  • Sat 9 August, 21:30

And after the performance, let’s meet up for a cocktail at the Jekyll and Hyde Pub nearby! I’ll wear my goggles so you can find me, and I’ll bring some “My Other Beep Beep is a Whoosh” airship stickers along for purchase, just one pound per awesome bumper sticker to show off your steamy side 🙂

Sweeney Todd and the String of Pearls۞ Victorian Vices – Sweeney Todd and the String of Pearls
Niddry – theSpace Above @ theSpace on Niddry St
Another Soup

  • Mon 11 August, 18:00

_2014VICTORK_AJX۞ Victorian Vices – The Picture of Dorian Gray
Niddry – theSpace Above @ theSpace on Niddry St
Another Soup

  • Mon 11 August, 20:00

 

۞ Whisky Tasting
Bennet’s Bar @ Bennets Bar
Bennets Bar

  • Tue 12 August, 14:00

Dolls of New Albion۞ Dolls of New Albion: A Steampunk Opera
Venue 45 @ theSpace @ Venue45
Clockwork Hart Productions

  • Tue 12 August, 22:45

 

 

 

_201421STCEN_P3۞ 21st Century Poe: Moyamensing
The Vault @ Paradise in The Vault
Marty Ross

  • Wed 13 August, 17:50

۞ City of the Dead Haunted Graveyard Tour
Outside St. Giles Cathedral @ Black City of the Dead Signs
Black Hart Entertainment

  • Wed 13 August, 21:00

NPG Ax27656,Sir Arthur Ignatius Conan Doyle,by; published by Herbert Rose Barraud; Eglington & Co.۞ Arthur Conan Doyle Experience
The Sanctuary @ Arthur Conan Doyle Centre
Arthur Conan Doyle Centre

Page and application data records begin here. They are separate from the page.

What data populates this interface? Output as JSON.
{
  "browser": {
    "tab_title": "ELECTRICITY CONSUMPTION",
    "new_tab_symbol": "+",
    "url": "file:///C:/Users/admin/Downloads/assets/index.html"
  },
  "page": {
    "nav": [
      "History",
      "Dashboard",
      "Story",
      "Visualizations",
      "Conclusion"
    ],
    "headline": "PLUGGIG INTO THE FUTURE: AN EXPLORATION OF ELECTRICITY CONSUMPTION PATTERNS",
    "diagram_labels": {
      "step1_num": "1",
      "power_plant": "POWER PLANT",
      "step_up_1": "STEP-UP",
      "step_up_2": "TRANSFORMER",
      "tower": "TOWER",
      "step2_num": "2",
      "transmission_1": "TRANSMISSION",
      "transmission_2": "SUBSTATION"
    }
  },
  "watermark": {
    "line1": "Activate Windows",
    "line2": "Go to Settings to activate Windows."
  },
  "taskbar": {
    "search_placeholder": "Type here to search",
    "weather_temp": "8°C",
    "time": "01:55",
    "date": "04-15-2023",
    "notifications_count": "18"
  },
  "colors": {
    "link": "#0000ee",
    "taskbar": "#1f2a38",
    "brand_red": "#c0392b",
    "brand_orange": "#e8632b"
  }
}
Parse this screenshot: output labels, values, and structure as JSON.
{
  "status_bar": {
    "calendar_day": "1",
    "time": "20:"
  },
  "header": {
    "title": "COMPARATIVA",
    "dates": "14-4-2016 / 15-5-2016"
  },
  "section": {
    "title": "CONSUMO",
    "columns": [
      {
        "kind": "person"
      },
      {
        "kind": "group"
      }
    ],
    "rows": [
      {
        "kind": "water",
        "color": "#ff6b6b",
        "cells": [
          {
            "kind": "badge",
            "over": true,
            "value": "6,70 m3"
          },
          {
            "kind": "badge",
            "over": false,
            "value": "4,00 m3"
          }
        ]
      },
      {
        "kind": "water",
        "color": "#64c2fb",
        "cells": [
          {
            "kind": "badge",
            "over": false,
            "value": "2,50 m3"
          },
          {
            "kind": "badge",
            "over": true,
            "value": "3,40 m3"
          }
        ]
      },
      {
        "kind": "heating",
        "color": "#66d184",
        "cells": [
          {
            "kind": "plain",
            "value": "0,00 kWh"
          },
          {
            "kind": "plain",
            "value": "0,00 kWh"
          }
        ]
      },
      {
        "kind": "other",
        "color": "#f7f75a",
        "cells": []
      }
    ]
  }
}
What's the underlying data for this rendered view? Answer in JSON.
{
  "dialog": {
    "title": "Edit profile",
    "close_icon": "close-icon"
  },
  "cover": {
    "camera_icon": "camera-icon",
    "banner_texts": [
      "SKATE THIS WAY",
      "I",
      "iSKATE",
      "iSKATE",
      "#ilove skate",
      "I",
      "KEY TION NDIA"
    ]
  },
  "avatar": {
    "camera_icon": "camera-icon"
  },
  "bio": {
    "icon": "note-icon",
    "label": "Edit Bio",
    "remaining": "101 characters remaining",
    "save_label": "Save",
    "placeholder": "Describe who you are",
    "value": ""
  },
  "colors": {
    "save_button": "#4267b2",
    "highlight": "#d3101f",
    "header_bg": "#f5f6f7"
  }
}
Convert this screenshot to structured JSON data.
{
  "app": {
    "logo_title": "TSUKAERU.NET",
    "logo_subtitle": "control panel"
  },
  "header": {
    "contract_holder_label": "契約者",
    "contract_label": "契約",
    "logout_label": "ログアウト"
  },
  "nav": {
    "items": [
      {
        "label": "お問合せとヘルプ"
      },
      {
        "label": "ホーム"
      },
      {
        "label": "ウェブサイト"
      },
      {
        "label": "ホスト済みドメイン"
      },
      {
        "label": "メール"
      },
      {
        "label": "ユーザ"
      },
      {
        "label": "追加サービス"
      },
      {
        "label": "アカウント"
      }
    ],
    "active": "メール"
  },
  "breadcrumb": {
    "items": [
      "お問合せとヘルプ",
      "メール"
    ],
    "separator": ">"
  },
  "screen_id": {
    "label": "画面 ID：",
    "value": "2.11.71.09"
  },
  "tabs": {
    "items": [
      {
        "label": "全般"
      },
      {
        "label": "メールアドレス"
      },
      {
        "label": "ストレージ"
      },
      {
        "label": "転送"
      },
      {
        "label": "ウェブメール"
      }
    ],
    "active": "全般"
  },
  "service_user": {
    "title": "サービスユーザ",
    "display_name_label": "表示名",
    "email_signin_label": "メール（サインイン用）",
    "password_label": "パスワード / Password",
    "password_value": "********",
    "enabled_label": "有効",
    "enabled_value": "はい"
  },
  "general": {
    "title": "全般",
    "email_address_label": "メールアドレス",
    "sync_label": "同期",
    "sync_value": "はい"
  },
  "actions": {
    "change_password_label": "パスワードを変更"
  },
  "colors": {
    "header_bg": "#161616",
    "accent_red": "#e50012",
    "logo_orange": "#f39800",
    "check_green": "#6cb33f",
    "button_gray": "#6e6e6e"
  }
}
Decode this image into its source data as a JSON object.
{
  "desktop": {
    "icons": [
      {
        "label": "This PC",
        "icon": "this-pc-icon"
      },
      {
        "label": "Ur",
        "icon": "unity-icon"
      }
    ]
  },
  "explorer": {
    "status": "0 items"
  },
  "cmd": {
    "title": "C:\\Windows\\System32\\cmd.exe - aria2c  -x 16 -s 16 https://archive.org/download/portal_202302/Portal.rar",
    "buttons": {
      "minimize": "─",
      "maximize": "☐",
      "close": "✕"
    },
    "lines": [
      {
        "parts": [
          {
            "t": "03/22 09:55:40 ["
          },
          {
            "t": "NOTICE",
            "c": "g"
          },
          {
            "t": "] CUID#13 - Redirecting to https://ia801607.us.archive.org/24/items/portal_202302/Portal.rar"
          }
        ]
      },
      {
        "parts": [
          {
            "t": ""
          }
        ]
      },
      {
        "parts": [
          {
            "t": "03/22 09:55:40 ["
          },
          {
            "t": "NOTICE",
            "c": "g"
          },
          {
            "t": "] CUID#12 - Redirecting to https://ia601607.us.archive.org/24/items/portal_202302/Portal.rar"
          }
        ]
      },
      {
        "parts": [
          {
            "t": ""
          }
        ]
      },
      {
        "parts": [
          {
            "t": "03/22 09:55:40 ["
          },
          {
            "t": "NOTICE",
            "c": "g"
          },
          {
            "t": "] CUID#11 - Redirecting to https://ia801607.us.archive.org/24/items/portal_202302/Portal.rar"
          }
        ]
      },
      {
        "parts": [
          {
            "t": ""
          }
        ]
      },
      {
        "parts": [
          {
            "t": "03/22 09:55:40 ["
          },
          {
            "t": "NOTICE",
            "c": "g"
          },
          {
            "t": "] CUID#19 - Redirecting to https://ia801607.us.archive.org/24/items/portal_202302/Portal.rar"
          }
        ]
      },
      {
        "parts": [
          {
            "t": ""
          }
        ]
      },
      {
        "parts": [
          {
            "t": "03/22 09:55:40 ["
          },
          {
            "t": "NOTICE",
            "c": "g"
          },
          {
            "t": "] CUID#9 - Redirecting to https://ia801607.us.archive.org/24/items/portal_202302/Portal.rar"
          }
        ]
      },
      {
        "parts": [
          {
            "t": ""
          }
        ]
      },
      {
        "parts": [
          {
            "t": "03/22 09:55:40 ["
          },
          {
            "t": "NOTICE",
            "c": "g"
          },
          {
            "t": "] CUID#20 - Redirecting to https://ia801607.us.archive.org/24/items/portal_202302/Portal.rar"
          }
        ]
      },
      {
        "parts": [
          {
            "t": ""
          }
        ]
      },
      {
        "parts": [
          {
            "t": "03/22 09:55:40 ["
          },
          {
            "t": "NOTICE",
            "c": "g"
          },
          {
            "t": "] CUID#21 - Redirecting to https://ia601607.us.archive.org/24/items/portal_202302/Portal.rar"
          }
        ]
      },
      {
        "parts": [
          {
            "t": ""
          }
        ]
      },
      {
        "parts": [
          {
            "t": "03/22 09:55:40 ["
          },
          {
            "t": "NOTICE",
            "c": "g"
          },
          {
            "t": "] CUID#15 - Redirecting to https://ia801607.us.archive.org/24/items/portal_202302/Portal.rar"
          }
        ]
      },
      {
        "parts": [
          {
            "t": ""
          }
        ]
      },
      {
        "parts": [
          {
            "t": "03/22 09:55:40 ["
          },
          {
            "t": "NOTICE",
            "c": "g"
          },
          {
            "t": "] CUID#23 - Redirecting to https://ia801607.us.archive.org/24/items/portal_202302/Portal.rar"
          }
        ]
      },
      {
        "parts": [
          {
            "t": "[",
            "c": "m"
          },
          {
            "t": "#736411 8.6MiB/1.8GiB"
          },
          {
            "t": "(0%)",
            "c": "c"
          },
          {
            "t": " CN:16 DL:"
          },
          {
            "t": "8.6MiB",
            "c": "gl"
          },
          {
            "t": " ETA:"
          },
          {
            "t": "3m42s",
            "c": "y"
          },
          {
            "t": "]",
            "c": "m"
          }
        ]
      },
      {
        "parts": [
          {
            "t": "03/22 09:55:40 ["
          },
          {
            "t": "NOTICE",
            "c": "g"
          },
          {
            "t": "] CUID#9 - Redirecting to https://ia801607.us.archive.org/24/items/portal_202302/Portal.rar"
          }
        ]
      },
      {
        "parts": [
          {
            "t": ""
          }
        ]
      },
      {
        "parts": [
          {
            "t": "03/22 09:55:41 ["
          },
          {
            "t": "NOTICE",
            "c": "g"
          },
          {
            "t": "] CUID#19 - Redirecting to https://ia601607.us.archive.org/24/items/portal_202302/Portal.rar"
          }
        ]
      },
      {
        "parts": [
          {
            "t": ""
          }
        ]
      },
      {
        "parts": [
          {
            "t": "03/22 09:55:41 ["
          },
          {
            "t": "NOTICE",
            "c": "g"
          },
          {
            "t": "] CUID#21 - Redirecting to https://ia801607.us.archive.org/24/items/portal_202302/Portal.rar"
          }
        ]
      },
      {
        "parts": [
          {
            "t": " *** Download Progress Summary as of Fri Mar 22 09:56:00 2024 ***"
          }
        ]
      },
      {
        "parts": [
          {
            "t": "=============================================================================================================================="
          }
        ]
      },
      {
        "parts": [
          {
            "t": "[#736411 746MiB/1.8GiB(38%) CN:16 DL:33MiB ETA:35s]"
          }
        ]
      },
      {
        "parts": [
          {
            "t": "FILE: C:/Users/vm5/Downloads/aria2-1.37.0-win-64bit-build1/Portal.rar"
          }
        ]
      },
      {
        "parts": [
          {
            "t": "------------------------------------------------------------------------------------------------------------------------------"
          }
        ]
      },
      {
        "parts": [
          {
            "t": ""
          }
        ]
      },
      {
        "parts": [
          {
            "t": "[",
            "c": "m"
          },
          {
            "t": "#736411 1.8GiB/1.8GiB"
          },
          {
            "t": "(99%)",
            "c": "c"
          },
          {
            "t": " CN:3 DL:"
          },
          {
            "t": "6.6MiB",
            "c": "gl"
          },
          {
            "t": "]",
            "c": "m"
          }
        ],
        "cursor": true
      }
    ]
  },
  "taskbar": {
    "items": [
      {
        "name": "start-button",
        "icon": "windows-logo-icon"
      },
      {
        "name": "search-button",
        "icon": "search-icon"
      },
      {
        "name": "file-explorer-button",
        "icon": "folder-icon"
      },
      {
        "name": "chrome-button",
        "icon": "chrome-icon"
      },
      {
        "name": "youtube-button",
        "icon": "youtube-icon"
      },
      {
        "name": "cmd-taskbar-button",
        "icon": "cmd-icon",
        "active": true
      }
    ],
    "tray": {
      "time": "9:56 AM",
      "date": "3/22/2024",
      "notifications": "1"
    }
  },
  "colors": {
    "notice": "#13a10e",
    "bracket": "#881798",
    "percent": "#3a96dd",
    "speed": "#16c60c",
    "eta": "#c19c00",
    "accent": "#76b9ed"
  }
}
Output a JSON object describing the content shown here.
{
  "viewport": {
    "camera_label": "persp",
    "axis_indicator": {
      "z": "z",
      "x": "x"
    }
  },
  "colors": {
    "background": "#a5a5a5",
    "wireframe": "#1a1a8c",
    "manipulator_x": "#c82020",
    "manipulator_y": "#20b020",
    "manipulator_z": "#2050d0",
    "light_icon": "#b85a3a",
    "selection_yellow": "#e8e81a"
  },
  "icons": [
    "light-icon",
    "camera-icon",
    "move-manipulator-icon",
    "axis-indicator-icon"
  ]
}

  • Thu 14 August, 14:00 (x2)

 

 

 

 

_2014MORGANW_PV۞ Morgan & West: Parlour Tricks
KingDome @ Pleasance Dome
Corrie McGuire for Objective Talent U

  • Thu 14 August, 19:00

 

۞ Dorian
Upstairs @ Greenside @ Nicolson Square
The Egg Theatre Company

  • Fri 15 August, 10:20

_2014DRACULB_PN۞ Dracula
Pleasance Beyond @ Pleasance Courtyard
Action To The Word

  • Fri 15 August, 21:20

And in addition to the various performances and lectures, there are also several art shows that I can’t wait to check out including Urban Twist: Papercut Artwork and Craft Scotland Summer Show.

 


Tangled Web Shadowbox

I am really happy with my newest experiment! What do you think?

"Tangled Web" Shadowbox

“Tangled Web” Shadowbox


“Curiosities” 3D Paper Airship Shadowbox

Once I figured out out how to do a hot air balloon I knew I couldn’t stop there! Here is my first (though definitely not my last) attempt at a 3D dirigible/airship. This shadowbox measures 12” x 12” and the back is finished so it can hang on the wall or stand alone on a shelf. I used a combination of glossy and matte papers, but the shiny parts aren’t nearly as shiny in person as they look on the photos. I have a light source directly above my photo area that can give a false impression with its glare.

Each 12 x 12 shadow box takes approximately 10 hours to complete. They start their lives as canvases and are covered by cardstock and paper, then embellished with mixed media accoutrements. I made the dirigible and the boat using a similar method to my Christmas ornaments. Check out the tutorial here. 

This slideshow requires JavaScript.


Hot Air Balloon Shadow Box

Here is another small format shadow box. The centerpiece was originally a dangly bit on a chandelier or the like, but I got it at the Scrap Box in Ann Arbor, MI, because I thought it would make a good hot air balloon. I have one more of these gems that I will put into a square shadow box as well.

This slideshow requires JavaScript.

What do you think?


Steampunk Songbirds by Mullanium

Cardinal, BD1

Steampunk Cardinal by Mullanium (BD1)

I first saw these birds years ago in a store in San Francisco. I made a point of always visiting that store whenever I was in the area just to see the gorgeous and ever changing array of songbirds. I didn’t know who made them until today when I found Mullanium.com! Below are just some of the many examples of birds on their website, but because they are decorated and perched on found objects each one is unique.

Click on the thumbnails for larger images.


Steampunk Scrapbook Paper by Hot Off the Press

Steampunk pack cover

Steampunk pack cover

I found another pretty paper pack for your steamy scrapbooking needs. This pack is from Hot Off The Press. You can find info about ordering as well as instructions and project ideas at http://www.hotp.com/products/4168.

Hot Off the Press project idea

Hot Off the Press project idea

3D Die Cuts

3D Die Cuts

Pages

Pages


Put the Steampunk into your LEGO

You really can make anything with Legos…